= Required action =
Every line below that holds "version" must be copied.

Data under study section start

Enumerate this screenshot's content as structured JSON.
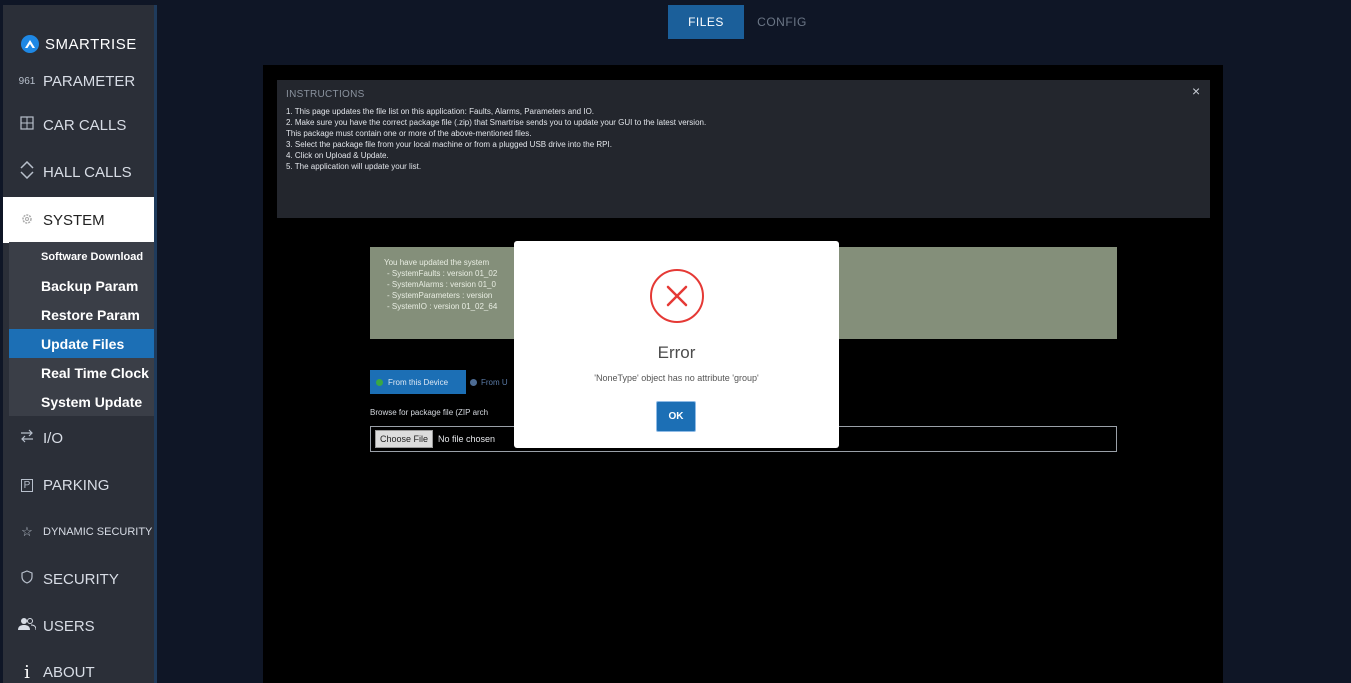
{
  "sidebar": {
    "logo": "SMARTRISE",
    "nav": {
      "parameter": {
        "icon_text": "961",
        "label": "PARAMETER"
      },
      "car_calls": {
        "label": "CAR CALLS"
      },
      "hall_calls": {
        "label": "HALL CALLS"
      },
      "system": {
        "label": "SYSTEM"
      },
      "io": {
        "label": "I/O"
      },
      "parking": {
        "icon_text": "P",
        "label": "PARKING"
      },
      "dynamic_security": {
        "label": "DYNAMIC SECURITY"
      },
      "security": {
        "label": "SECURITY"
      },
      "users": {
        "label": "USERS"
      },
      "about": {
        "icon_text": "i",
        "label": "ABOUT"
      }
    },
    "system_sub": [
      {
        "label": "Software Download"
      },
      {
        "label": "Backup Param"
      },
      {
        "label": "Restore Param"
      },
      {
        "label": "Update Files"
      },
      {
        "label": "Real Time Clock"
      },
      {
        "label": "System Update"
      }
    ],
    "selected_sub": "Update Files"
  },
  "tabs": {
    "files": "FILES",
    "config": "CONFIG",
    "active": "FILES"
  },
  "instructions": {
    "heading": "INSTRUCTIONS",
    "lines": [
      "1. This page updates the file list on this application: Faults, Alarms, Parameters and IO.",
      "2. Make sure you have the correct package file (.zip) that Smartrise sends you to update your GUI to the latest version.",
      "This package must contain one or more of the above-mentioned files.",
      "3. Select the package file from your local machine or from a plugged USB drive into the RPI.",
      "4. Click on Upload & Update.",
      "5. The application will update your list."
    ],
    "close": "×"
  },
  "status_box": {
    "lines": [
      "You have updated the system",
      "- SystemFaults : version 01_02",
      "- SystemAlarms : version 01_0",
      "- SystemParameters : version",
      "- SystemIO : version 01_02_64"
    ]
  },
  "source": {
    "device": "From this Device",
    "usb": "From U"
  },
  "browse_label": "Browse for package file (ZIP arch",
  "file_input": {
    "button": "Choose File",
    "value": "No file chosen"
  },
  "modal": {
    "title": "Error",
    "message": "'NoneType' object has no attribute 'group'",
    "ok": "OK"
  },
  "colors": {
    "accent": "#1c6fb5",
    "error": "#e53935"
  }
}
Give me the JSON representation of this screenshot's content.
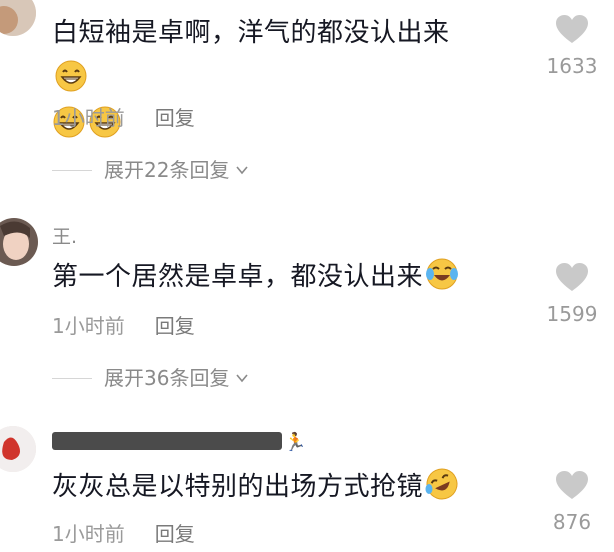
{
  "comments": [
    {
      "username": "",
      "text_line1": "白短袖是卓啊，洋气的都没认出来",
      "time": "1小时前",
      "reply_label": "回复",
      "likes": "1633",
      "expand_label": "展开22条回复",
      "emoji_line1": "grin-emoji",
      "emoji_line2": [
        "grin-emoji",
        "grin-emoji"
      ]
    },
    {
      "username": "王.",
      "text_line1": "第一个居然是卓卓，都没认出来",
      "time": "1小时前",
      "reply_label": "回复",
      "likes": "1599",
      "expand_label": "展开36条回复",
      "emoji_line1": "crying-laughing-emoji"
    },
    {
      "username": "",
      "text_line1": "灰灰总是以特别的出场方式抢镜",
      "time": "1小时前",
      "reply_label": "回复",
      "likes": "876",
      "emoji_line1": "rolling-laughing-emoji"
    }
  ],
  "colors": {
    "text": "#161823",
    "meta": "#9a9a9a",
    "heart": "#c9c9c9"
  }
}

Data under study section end
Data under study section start

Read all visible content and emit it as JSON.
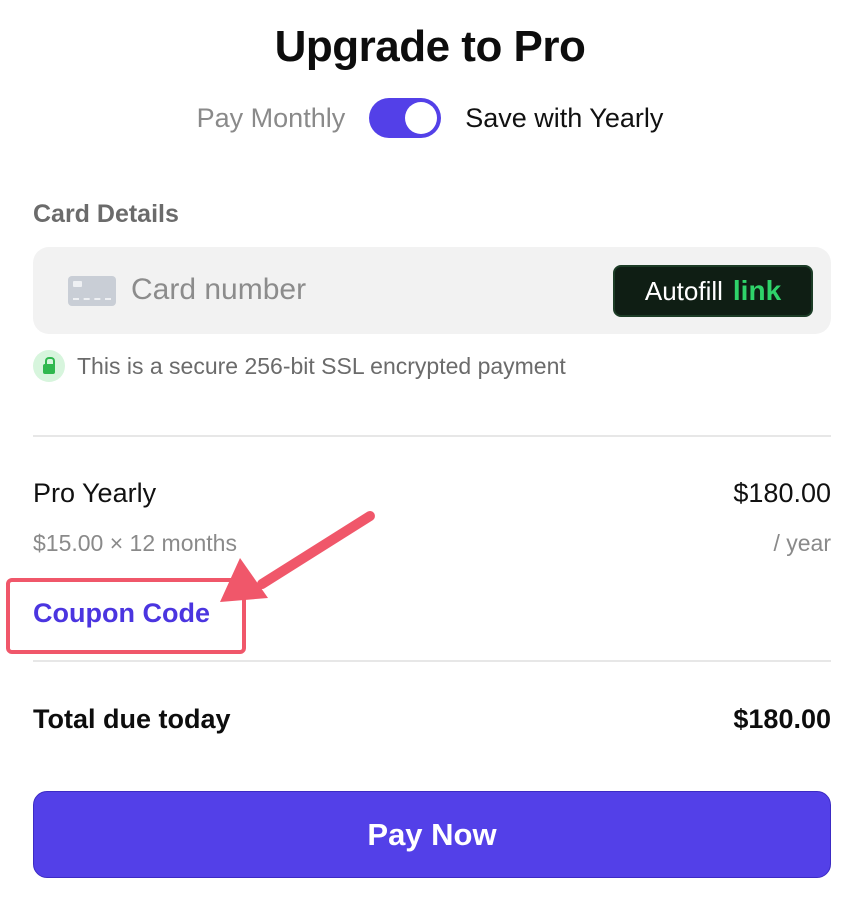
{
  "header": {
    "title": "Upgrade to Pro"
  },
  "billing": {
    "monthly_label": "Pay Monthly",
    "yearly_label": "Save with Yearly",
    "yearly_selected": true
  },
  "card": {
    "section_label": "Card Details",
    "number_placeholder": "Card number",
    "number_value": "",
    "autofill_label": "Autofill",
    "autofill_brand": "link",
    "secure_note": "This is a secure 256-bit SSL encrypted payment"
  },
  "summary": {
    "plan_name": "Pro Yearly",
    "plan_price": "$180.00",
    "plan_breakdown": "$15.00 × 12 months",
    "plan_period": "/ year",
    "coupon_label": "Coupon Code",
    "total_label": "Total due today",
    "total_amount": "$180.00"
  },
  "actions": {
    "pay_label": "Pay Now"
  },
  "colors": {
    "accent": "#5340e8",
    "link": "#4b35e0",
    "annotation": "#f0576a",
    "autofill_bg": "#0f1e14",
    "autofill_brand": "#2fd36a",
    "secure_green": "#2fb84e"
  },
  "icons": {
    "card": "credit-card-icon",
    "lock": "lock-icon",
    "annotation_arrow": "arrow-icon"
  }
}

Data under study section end

= Response to the exercise =
      "2. Make sure you have the correct package file (.zip) that Smartrise sends you to update your GUI to the latest version.",
      "- SystemFaults : version 01_02",
      "- SystemAlarms : version 01_0",
      "- SystemParameters : version",
      "- SystemIO : version 01_02_64"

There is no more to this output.